# [WHAT YOU WILL DO]
Only lines with the string "liabilities" should be returned from the data below.

--------------------------------

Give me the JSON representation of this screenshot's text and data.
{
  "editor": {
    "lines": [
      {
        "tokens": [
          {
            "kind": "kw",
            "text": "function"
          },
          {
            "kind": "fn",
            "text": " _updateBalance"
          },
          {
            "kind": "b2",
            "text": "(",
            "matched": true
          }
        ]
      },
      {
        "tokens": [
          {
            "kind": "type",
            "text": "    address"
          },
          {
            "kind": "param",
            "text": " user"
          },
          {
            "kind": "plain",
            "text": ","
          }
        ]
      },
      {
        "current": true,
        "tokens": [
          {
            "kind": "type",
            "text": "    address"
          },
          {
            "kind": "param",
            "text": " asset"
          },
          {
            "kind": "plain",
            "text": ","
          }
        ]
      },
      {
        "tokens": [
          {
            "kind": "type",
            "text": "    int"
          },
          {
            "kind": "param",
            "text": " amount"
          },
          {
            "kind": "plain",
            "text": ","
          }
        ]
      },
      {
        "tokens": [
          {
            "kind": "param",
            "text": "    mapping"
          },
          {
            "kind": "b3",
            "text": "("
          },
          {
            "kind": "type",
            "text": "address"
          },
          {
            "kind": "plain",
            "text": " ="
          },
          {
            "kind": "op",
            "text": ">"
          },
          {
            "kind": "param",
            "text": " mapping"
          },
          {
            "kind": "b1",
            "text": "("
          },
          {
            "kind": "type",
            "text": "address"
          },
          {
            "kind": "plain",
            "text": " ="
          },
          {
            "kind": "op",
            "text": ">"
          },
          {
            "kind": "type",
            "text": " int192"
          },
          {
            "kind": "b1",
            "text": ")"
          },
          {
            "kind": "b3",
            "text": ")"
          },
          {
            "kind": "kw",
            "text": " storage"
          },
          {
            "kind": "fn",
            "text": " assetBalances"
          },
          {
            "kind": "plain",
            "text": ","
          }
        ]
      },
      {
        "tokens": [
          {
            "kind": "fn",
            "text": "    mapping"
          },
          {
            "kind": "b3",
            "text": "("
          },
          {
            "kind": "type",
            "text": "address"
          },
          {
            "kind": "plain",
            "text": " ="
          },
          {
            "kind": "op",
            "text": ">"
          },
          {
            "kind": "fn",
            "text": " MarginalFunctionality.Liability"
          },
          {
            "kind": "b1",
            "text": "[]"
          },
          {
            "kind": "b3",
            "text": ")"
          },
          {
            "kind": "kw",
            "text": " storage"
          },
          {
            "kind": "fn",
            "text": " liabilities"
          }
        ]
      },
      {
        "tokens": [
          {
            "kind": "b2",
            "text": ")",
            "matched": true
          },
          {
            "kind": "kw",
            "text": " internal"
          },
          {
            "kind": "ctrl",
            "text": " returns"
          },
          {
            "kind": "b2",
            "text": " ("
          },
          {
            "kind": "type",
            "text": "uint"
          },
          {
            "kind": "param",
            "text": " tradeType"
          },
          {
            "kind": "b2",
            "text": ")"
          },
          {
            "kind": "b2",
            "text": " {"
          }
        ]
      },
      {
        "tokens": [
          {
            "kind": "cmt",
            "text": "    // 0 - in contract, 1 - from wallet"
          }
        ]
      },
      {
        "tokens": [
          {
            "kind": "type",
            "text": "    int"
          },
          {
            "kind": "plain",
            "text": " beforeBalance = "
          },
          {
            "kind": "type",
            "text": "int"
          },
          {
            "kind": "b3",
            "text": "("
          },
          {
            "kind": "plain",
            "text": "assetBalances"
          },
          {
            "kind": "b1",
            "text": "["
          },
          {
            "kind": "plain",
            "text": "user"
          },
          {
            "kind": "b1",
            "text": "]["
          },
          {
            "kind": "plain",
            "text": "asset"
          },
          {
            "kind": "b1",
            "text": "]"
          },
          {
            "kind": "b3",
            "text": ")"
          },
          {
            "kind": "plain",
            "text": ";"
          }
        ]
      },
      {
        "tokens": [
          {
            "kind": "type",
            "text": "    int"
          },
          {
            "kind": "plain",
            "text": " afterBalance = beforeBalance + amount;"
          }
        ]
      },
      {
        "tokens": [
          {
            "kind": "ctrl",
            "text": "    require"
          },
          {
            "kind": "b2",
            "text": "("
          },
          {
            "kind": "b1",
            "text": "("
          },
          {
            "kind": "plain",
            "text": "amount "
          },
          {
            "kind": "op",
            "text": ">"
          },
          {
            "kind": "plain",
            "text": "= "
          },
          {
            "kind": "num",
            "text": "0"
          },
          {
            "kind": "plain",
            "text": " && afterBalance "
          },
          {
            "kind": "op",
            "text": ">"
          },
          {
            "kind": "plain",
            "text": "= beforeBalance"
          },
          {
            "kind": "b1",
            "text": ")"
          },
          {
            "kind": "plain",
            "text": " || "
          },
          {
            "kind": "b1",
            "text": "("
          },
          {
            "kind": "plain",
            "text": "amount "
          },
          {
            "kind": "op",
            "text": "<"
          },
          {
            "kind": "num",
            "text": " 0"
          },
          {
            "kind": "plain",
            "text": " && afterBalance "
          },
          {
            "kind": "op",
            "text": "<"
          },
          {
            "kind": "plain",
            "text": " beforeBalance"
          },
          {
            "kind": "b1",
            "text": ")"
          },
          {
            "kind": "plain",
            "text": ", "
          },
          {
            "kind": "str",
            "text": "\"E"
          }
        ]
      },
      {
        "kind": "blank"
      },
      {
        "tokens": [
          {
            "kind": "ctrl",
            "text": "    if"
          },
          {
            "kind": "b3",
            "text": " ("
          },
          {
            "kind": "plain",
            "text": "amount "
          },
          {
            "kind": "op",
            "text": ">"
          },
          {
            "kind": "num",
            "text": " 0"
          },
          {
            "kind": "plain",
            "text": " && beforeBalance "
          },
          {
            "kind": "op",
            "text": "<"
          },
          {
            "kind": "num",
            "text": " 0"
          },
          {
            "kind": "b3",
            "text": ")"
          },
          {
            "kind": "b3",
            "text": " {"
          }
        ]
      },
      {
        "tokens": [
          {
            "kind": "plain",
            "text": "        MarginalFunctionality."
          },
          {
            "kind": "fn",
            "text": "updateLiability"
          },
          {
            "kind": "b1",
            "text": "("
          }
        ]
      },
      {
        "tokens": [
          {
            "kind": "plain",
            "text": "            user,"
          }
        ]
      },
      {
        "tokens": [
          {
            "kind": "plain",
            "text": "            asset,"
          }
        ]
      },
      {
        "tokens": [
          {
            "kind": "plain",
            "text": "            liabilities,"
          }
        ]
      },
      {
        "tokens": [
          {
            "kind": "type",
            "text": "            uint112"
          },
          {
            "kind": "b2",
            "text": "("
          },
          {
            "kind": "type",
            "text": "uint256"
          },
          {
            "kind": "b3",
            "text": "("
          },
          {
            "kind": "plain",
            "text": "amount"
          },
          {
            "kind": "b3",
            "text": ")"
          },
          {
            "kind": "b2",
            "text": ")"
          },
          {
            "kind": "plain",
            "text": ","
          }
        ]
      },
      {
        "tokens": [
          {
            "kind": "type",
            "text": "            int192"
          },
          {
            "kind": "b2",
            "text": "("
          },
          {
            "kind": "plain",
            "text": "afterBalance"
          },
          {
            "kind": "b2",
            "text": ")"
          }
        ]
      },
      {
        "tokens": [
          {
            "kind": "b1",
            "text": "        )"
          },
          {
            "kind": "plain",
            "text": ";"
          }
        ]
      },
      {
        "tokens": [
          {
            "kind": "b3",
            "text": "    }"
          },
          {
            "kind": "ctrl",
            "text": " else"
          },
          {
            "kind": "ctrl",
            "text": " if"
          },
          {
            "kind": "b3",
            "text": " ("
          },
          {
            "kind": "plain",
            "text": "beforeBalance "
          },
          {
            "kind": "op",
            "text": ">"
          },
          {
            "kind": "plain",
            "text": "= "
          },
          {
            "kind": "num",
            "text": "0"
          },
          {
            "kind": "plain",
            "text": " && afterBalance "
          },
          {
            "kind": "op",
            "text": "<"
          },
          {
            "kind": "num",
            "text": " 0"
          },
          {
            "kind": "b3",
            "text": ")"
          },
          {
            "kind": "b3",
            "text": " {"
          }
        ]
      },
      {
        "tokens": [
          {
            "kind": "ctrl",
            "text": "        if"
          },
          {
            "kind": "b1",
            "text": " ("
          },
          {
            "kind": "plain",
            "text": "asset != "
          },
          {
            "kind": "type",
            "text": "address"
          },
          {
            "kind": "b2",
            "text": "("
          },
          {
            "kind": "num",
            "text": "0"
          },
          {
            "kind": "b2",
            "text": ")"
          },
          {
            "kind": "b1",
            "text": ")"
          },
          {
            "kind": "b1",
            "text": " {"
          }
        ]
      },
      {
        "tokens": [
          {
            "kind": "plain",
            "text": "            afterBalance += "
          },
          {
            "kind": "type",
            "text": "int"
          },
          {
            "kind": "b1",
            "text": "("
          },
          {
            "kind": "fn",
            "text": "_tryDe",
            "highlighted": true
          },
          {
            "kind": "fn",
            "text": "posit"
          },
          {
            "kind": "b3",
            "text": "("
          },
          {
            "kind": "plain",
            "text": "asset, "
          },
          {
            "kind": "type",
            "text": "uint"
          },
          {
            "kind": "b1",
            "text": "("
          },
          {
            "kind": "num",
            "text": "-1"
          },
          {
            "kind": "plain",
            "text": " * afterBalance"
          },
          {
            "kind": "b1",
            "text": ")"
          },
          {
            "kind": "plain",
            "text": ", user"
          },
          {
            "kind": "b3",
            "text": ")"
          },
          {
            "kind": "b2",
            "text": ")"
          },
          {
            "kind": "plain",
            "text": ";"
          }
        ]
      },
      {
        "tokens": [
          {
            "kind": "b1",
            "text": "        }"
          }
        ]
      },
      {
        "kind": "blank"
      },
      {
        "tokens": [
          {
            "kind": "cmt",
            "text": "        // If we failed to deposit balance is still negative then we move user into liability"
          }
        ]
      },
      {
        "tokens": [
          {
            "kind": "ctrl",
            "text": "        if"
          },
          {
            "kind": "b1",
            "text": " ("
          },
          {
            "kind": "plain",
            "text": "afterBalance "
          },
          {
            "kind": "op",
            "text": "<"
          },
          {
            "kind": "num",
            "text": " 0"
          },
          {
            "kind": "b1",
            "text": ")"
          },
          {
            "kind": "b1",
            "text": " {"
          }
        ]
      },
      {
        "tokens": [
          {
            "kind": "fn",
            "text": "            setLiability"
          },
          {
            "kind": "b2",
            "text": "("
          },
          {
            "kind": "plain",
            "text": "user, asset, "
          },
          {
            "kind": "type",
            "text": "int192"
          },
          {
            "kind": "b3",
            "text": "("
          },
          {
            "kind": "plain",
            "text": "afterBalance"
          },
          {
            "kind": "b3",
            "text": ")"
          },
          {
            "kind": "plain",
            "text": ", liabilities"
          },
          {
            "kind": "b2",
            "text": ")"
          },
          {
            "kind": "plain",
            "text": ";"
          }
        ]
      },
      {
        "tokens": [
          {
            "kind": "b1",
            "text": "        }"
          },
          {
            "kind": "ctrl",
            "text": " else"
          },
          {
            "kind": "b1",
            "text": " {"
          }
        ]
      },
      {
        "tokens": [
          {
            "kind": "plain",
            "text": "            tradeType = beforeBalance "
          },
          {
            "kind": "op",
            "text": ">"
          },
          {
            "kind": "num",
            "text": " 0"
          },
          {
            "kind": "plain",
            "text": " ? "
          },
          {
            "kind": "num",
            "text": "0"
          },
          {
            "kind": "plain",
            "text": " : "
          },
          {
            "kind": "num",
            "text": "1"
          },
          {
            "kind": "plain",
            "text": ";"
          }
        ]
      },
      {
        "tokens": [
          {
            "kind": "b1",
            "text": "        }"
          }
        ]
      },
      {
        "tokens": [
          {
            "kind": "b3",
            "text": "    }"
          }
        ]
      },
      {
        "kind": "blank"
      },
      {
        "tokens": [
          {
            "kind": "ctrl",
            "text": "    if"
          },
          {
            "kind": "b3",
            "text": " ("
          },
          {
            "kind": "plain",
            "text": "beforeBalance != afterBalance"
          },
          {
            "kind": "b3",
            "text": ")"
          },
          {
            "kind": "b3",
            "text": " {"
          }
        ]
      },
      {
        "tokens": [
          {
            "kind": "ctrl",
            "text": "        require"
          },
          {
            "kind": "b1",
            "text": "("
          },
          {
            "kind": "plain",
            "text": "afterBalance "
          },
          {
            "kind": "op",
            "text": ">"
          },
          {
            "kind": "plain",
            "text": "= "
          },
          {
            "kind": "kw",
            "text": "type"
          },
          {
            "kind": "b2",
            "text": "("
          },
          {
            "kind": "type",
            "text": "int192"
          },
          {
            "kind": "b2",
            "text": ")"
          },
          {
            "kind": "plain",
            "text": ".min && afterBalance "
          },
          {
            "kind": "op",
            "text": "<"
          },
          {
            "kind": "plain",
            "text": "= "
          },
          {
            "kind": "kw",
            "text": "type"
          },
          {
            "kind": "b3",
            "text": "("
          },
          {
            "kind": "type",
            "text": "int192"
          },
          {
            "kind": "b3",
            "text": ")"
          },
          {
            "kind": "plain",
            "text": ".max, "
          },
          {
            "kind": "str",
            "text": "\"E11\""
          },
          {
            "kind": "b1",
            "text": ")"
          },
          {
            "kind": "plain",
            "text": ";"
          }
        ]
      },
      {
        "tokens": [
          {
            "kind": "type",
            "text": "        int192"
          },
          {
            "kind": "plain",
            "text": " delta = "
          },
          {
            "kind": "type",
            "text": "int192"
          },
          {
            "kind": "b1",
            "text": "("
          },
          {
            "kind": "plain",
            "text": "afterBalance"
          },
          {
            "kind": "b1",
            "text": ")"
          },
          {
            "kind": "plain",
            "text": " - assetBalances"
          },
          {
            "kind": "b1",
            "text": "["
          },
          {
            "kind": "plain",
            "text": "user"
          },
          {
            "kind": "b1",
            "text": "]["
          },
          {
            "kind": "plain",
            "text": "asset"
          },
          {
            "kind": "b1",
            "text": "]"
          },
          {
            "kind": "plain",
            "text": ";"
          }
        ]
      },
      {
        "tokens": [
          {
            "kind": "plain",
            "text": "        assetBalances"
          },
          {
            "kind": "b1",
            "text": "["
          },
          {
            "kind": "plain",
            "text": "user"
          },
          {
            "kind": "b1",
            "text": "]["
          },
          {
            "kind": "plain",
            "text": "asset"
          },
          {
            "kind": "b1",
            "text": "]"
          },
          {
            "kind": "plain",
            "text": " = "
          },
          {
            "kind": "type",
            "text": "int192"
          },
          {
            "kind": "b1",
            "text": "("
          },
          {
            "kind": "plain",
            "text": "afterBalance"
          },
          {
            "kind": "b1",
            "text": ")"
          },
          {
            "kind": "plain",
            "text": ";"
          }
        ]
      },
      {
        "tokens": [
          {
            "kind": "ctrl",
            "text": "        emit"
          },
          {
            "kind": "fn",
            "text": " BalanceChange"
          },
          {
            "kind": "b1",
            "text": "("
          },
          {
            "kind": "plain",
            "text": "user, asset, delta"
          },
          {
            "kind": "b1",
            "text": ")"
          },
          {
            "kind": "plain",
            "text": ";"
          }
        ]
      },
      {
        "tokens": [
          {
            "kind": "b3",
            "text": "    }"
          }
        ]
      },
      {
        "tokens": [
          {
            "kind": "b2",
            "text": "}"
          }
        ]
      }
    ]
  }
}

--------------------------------

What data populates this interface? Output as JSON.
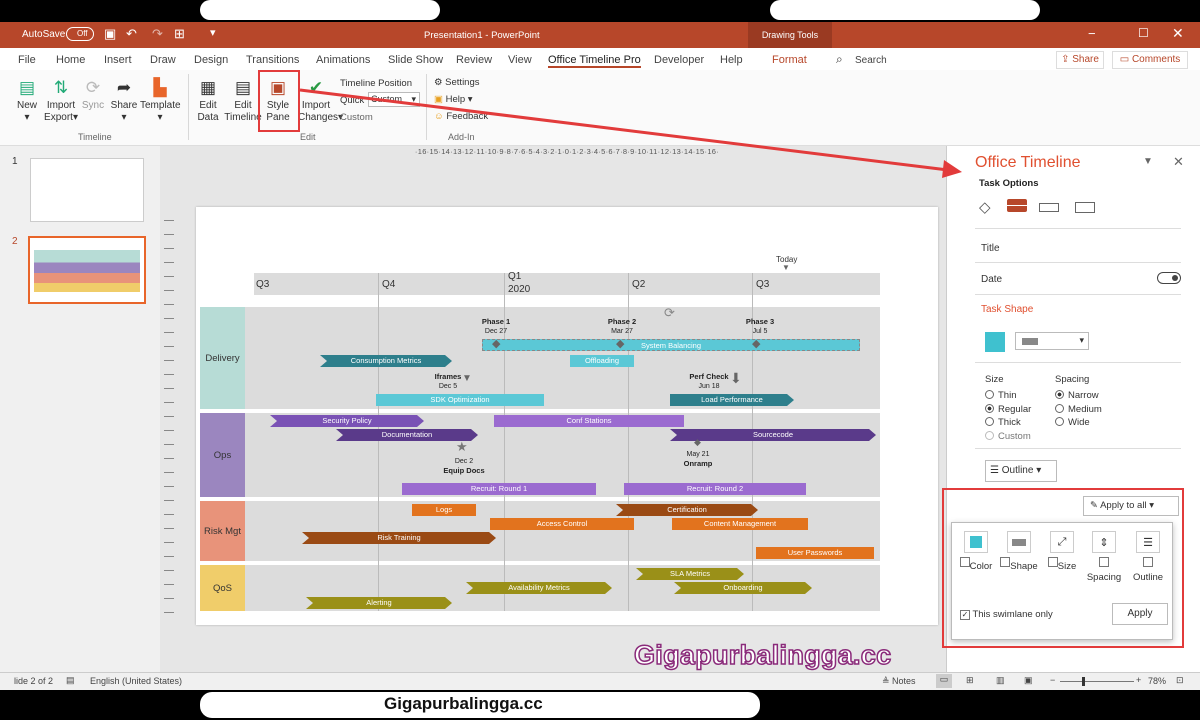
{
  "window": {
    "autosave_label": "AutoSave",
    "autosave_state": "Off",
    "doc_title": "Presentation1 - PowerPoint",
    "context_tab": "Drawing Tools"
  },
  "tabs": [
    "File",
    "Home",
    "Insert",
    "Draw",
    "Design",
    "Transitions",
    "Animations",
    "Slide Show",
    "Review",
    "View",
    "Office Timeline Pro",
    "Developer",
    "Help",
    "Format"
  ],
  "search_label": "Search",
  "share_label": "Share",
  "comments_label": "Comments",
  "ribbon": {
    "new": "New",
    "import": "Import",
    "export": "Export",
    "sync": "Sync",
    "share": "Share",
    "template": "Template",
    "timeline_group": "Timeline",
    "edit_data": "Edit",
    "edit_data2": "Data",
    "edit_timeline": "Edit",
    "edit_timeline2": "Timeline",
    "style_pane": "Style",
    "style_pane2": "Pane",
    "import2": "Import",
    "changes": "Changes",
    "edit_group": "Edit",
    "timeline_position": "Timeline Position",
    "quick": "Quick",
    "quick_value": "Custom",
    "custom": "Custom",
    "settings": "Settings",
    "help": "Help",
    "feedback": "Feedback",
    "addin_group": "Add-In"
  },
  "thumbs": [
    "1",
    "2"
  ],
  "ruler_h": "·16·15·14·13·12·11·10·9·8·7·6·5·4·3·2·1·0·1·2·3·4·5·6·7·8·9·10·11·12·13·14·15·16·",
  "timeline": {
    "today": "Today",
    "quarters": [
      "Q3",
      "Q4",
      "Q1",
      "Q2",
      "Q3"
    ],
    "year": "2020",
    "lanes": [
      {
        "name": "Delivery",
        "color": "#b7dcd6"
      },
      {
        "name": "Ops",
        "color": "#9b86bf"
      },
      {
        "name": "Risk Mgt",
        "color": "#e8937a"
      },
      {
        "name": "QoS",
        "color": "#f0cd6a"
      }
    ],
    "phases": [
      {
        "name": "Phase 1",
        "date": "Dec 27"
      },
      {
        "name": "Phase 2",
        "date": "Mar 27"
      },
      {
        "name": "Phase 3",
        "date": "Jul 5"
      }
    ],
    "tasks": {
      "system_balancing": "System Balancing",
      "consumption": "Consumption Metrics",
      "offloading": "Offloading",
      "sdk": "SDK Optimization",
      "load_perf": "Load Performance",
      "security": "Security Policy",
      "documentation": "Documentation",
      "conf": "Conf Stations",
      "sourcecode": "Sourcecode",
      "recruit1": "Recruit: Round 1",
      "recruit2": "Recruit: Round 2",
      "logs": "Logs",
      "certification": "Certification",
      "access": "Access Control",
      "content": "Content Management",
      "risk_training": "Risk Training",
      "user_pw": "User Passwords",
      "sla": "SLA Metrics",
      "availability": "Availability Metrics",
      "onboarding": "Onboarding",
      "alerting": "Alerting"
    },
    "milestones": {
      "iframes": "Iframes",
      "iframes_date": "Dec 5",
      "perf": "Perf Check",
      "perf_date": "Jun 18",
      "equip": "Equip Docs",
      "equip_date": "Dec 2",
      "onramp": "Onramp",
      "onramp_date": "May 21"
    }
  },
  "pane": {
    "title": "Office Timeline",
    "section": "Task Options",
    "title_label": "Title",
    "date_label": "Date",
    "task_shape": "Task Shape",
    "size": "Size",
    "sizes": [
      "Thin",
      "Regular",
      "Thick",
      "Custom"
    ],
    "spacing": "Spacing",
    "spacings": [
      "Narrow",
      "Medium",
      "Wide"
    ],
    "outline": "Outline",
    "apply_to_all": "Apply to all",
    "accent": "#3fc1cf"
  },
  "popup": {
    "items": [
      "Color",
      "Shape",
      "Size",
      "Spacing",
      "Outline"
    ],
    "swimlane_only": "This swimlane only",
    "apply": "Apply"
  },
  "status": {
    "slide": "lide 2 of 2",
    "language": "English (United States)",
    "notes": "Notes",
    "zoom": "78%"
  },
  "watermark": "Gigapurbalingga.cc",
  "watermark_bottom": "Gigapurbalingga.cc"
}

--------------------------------

# [RESPONSE TO THIS TASK]
            "text": " liabilities"
            "text": "            liabilities,"
            "text": ", liabilities"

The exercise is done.